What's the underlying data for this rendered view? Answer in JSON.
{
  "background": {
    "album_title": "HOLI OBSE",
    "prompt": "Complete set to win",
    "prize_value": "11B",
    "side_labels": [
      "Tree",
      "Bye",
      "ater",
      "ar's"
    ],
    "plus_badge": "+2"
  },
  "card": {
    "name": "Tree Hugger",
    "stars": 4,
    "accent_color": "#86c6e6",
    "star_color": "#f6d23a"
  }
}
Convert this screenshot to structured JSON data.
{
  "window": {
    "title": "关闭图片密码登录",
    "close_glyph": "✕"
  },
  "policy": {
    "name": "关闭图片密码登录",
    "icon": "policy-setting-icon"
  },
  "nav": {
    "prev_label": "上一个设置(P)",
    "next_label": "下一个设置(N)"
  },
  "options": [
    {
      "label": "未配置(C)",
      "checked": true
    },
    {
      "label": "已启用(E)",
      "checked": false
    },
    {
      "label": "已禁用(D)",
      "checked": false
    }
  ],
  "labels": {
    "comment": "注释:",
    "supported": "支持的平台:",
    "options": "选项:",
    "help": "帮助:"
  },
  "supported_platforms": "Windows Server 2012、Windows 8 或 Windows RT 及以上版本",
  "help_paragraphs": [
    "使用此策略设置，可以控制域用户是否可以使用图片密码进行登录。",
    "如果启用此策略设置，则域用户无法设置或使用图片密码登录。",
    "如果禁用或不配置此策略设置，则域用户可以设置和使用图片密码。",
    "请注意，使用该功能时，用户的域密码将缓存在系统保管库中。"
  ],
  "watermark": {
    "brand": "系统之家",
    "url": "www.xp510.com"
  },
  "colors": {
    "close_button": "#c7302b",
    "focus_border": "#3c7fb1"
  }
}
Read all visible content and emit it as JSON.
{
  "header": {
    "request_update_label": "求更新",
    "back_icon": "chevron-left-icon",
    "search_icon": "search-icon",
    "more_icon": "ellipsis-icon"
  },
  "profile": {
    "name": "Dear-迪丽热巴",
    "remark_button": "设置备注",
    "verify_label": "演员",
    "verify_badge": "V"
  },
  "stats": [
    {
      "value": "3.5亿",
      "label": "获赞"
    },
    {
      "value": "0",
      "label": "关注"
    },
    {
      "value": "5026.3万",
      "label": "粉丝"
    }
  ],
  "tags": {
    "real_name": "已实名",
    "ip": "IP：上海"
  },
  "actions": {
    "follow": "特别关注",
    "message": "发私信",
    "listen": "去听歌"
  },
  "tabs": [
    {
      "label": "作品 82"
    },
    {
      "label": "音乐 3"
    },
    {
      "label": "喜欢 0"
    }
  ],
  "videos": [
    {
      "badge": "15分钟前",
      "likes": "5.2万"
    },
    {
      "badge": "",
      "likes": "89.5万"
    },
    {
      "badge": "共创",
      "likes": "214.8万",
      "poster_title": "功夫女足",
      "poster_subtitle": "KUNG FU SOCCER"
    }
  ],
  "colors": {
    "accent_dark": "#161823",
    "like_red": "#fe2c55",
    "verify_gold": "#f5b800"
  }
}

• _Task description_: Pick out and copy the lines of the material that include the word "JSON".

• _Answer section_:
What's the underlying data for this rendered view? Answer in JSON.
Convert this screenshot to structured JSON data.
Read all visible content and emit it as JSON.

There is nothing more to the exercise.